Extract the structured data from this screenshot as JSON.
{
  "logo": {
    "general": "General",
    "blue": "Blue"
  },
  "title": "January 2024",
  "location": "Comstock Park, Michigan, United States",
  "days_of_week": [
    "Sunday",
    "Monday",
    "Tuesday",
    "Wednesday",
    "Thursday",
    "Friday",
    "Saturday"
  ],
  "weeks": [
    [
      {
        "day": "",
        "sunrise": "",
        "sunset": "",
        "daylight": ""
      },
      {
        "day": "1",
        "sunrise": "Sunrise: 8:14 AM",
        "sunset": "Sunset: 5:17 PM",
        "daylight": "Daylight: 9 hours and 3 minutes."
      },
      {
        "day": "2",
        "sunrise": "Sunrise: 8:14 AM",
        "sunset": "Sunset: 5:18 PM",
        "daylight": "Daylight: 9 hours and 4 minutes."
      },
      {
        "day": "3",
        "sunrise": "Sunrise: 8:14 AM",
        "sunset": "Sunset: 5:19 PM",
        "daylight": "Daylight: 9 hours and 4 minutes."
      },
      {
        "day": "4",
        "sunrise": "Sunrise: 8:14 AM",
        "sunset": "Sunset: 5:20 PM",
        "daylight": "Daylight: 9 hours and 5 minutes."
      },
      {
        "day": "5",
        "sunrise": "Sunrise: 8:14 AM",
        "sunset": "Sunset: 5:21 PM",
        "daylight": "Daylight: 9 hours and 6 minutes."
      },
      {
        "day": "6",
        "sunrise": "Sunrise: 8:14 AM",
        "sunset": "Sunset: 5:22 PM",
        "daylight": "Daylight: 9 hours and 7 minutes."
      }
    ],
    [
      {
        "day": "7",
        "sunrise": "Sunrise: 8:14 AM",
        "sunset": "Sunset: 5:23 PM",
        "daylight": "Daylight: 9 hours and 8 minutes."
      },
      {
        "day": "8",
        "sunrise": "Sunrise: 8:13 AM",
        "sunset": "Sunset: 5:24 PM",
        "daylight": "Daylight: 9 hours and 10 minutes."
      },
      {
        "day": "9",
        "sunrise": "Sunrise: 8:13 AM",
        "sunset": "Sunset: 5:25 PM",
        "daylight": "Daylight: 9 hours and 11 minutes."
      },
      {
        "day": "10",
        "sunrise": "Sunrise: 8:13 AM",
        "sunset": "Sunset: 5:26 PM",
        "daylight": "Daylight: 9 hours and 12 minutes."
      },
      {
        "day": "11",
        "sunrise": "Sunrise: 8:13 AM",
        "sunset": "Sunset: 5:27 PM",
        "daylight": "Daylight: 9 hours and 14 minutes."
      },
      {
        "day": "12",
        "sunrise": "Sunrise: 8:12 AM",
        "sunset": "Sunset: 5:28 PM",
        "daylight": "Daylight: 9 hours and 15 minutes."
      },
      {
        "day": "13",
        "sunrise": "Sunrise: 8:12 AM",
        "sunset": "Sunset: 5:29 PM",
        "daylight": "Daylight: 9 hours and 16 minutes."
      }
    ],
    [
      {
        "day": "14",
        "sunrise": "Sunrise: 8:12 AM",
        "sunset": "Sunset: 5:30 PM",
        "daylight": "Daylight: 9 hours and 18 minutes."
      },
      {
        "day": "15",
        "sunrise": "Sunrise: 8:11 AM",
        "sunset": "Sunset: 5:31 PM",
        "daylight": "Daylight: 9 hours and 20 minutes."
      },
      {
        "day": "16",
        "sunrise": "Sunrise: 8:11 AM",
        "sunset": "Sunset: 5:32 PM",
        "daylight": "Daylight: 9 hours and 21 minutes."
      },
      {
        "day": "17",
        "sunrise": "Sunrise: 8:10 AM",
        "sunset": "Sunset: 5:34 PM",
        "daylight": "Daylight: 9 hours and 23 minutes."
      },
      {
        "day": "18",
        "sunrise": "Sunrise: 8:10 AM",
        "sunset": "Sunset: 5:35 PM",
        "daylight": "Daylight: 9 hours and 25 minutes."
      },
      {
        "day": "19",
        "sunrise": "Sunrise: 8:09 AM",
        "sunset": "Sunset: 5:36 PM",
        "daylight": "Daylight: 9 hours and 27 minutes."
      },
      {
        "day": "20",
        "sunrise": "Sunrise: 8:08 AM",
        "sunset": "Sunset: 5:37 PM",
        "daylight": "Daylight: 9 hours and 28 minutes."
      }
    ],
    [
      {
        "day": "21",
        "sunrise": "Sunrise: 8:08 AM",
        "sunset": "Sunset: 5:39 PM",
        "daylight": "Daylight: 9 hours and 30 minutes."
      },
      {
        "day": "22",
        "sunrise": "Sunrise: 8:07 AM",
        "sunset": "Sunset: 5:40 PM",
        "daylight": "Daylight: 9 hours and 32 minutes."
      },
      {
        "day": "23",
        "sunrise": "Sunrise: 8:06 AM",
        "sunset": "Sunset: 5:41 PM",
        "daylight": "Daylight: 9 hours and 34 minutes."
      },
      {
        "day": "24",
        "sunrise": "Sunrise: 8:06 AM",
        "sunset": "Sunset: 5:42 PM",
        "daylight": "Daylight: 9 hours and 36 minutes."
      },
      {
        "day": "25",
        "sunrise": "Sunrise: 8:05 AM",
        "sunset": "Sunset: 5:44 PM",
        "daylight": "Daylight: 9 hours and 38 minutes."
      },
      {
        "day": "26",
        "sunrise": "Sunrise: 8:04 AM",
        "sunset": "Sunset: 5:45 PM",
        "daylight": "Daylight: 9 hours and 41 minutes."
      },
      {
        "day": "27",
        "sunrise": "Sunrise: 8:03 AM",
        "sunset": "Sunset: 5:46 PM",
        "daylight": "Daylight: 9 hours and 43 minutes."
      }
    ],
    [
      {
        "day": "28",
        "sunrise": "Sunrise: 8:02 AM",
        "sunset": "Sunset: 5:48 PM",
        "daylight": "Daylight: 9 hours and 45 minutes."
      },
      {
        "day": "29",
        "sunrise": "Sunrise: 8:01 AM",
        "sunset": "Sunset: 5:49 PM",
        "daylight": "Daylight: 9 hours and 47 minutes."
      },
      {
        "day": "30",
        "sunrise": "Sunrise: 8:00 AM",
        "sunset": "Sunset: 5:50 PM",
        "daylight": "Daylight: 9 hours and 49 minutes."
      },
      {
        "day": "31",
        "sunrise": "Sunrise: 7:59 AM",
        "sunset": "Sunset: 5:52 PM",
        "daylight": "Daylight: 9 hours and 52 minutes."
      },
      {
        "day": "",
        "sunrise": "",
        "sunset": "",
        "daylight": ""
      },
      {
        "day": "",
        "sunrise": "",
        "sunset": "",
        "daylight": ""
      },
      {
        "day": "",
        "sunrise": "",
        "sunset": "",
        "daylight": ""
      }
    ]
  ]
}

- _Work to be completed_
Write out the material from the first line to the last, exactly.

- _Result of the task_
Extract the structured data from this screenshot as JSON.
{
  "logo": {
    "general": "General",
    "blue": "Blue"
  },
  "title": "January 2024",
  "location": "Comstock Park, Michigan, United States",
  "days_of_week": [
    "Sunday",
    "Monday",
    "Tuesday",
    "Wednesday",
    "Thursday",
    "Friday",
    "Saturday"
  ],
  "weeks": [
    [
      {
        "day": "",
        "sunrise": "",
        "sunset": "",
        "daylight": ""
      },
      {
        "day": "1",
        "sunrise": "Sunrise: 8:14 AM",
        "sunset": "Sunset: 5:17 PM",
        "daylight": "Daylight: 9 hours and 3 minutes."
      },
      {
        "day": "2",
        "sunrise": "Sunrise: 8:14 AM",
        "sunset": "Sunset: 5:18 PM",
        "daylight": "Daylight: 9 hours and 4 minutes."
      },
      {
        "day": "3",
        "sunrise": "Sunrise: 8:14 AM",
        "sunset": "Sunset: 5:19 PM",
        "daylight": "Daylight: 9 hours and 4 minutes."
      },
      {
        "day": "4",
        "sunrise": "Sunrise: 8:14 AM",
        "sunset": "Sunset: 5:20 PM",
        "daylight": "Daylight: 9 hours and 5 minutes."
      },
      {
        "day": "5",
        "sunrise": "Sunrise: 8:14 AM",
        "sunset": "Sunset: 5:21 PM",
        "daylight": "Daylight: 9 hours and 6 minutes."
      },
      {
        "day": "6",
        "sunrise": "Sunrise: 8:14 AM",
        "sunset": "Sunset: 5:22 PM",
        "daylight": "Daylight: 9 hours and 7 minutes."
      }
    ],
    [
      {
        "day": "7",
        "sunrise": "Sunrise: 8:14 AM",
        "sunset": "Sunset: 5:23 PM",
        "daylight": "Daylight: 9 hours and 8 minutes."
      },
      {
        "day": "8",
        "sunrise": "Sunrise: 8:13 AM",
        "sunset": "Sunset: 5:24 PM",
        "daylight": "Daylight: 9 hours and 10 minutes."
      },
      {
        "day": "9",
        "sunrise": "Sunrise: 8:13 AM",
        "sunset": "Sunset: 5:25 PM",
        "daylight": "Daylight: 9 hours and 11 minutes."
      },
      {
        "day": "10",
        "sunrise": "Sunrise: 8:13 AM",
        "sunset": "Sunset: 5:26 PM",
        "daylight": "Daylight: 9 hours and 12 minutes."
      },
      {
        "day": "11",
        "sunrise": "Sunrise: 8:13 AM",
        "sunset": "Sunset: 5:27 PM",
        "daylight": "Daylight: 9 hours and 14 minutes."
      },
      {
        "day": "12",
        "sunrise": "Sunrise: 8:12 AM",
        "sunset": "Sunset: 5:28 PM",
        "daylight": "Daylight: 9 hours and 15 minutes."
      },
      {
        "day": "13",
        "sunrise": "Sunrise: 8:12 AM",
        "sunset": "Sunset: 5:29 PM",
        "daylight": "Daylight: 9 hours and 16 minutes."
      }
    ],
    [
      {
        "day": "14",
        "sunrise": "Sunrise: 8:12 AM",
        "sunset": "Sunset: 5:30 PM",
        "daylight": "Daylight: 9 hours and 18 minutes."
      },
      {
        "day": "15",
        "sunrise": "Sunrise: 8:11 AM",
        "sunset": "Sunset: 5:31 PM",
        "daylight": "Daylight: 9 hours and 20 minutes."
      },
      {
        "day": "16",
        "sunrise": "Sunrise: 8:11 AM",
        "sunset": "Sunset: 5:32 PM",
        "daylight": "Daylight: 9 hours and 21 minutes."
      },
      {
        "day": "17",
        "sunrise": "Sunrise: 8:10 AM",
        "sunset": "Sunset: 5:34 PM",
        "daylight": "Daylight: 9 hours and 23 minutes."
      },
      {
        "day": "18",
        "sunrise": "Sunrise: 8:10 AM",
        "sunset": "Sunset: 5:35 PM",
        "daylight": "Daylight: 9 hours and 25 minutes."
      },
      {
        "day": "19",
        "sunrise": "Sunrise: 8:09 AM",
        "sunset": "Sunset: 5:36 PM",
        "daylight": "Daylight: 9 hours and 27 minutes."
      },
      {
        "day": "20",
        "sunrise": "Sunrise: 8:08 AM",
        "sunset": "Sunset: 5:37 PM",
        "daylight": "Daylight: 9 hours and 28 minutes."
      }
    ],
    [
      {
        "day": "21",
        "sunrise": "Sunrise: 8:08 AM",
        "sunset": "Sunset: 5:39 PM",
        "daylight": "Daylight: 9 hours and 30 minutes."
      },
      {
        "day": "22",
        "sunrise": "Sunrise: 8:07 AM",
        "sunset": "Sunset: 5:40 PM",
        "daylight": "Daylight: 9 hours and 32 minutes."
      },
      {
        "day": "23",
        "sunrise": "Sunrise: 8:06 AM",
        "sunset": "Sunset: 5:41 PM",
        "daylight": "Daylight: 9 hours and 34 minutes."
      },
      {
        "day": "24",
        "sunrise": "Sunrise: 8:06 AM",
        "sunset": "Sunset: 5:42 PM",
        "daylight": "Daylight: 9 hours and 36 minutes."
      },
      {
        "day": "25",
        "sunrise": "Sunrise: 8:05 AM",
        "sunset": "Sunset: 5:44 PM",
        "daylight": "Daylight: 9 hours and 38 minutes."
      },
      {
        "day": "26",
        "sunrise": "Sunrise: 8:04 AM",
        "sunset": "Sunset: 5:45 PM",
        "daylight": "Daylight: 9 hours and 41 minutes."
      },
      {
        "day": "27",
        "sunrise": "Sunrise: 8:03 AM",
        "sunset": "Sunset: 5:46 PM",
        "daylight": "Daylight: 9 hours and 43 minutes."
      }
    ],
    [
      {
        "day": "28",
        "sunrise": "Sunrise: 8:02 AM",
        "sunset": "Sunset: 5:48 PM",
        "daylight": "Daylight: 9 hours and 45 minutes."
      },
      {
        "day": "29",
        "sunrise": "Sunrise: 8:01 AM",
        "sunset": "Sunset: 5:49 PM",
        "daylight": "Daylight: 9 hours and 47 minutes."
      },
      {
        "day": "30",
        "sunrise": "Sunrise: 8:00 AM",
        "sunset": "Sunset: 5:50 PM",
        "daylight": "Daylight: 9 hours and 49 minutes."
      },
      {
        "day": "31",
        "sunrise": "Sunrise: 7:59 AM",
        "sunset": "Sunset: 5:52 PM",
        "daylight": "Daylight: 9 hours and 52 minutes."
      },
      {
        "day": "",
        "sunrise": "",
        "sunset": "",
        "daylight": ""
      },
      {
        "day": "",
        "sunrise": "",
        "sunset": "",
        "daylight": ""
      },
      {
        "day": "",
        "sunrise": "",
        "sunset": "",
        "daylight": ""
      }
    ]
  ]
}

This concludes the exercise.